The Government has said they will bring forward long-awaited legislation on the Mental Health Act, covering England and Wales. The College welcomes the reforms which are designed to reduce the number of people detained under current laws, tackling the disproportionate detention of black and minority ethnic communities and changing the law so that neither autism nor learning disabilities are grounds for detention under the Act.
The College will continue to work to ensure the reforms are successfully implemented, which will rely on the Act being accompanied by a robust workforce plan, with investment to deliver it.
While it was positive to see the ban on conversion therapy included in the speech, the decision to exclude trans people from the ban is discriminatory and very disappointing. We urge the government to reconsider this decision to ensure that the ban protects transgender people as well as the wider LGBT+ community.
This month the College worked in partnership with Doctors in Distress to host an event with a focus on workforce wellbeing and learning from COVID-19. I commend the work of organisations like theirs who have tirelessly sought to help health and care workers at this time.
It was great to have so many people from across the mental health and wider health sector present at the event, including representatives from other Royal Colleges. Chair of the General Medical Council, Professor Dame Carrie MacEwen, also took part in discussions.
The day was a good opportunity to reflect on what we’ve learnt about the impact of the pandemic. It is clear that many have experienced feelings of loss, grief and powerlessness, and we know that kindness and emotional support are key to ensuring we can move forwards.
We will be providing Amanda Pritchard, NHS Chief Executive and Chief Medical Officer Professor Sir Chris Whitty with key takeaways from the event, as well as some key recommendations. Instilling a sense of belonging and facilitating a culture of openness and honesty have struck me as central to these.
Meeting the new Chair of NHS England
This month I also met with the new Chair of NHS England, Richard Meddings CBE, alongside Paul Famer, Chief Executive of Mind. Richard has taken over from Lord David Prior and began in his post in March 2022. He will be in the role for four years.
This was a terrific opportunity to highlight that we truly are at a crossroads for mental health with demand having grown hugely over the past 24 months, and the NHS currently working on an update to the commitments set out in the NHS Long Term Plan.
We also have some great opportunities with the coming cross-government mental health and wellbeing plan and the mental health act reforms forthcoming.
I'm looking forward to meeting with Richard again soon and continuing to build on this relationship.
Making a difference with MEED
One of the big mental health issues that the NHS now faces is the rise in the number of people presenting with an eating disorder. Our new analysis shows hospital admissions for eating disorders have increased by 84% in the last five years reaching a total of 24,268 admissions.

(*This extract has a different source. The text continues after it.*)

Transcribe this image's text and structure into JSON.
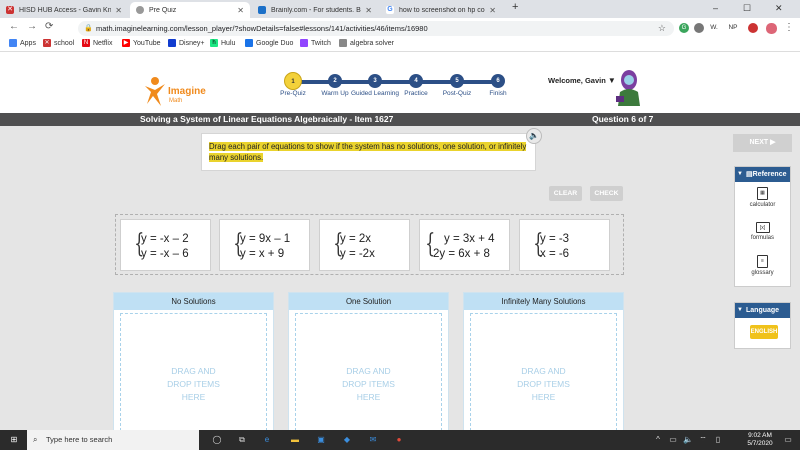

Importantly, the College has now launched new Medical Emergencies in Eating Disorders (MEED) guidance for frontline staff. This guidance is replacing the Management of Really Sick Patients with Anorexia Nervosa (MARSIPAN) and Junior MARSIPAN guidance. We need to raise awareness of common eating disorders symptoms and our guidance encourages healthcare professionals to spot when someone is dangerously ill.
I was honoured to be able to take part in the launch of the guidance, and I am so pleased that it has had the media coverage it truly deserves with articles in The Guardian, The Independent and the BBC.
I would encourage all of you to share this guidance with your networks to ensure that we stop the eating disorder epidemic in its tracks.
After what has been a very busy month, I am looking forward to seeing many of you at RCPsych’s International Congress in Edinburgh in June.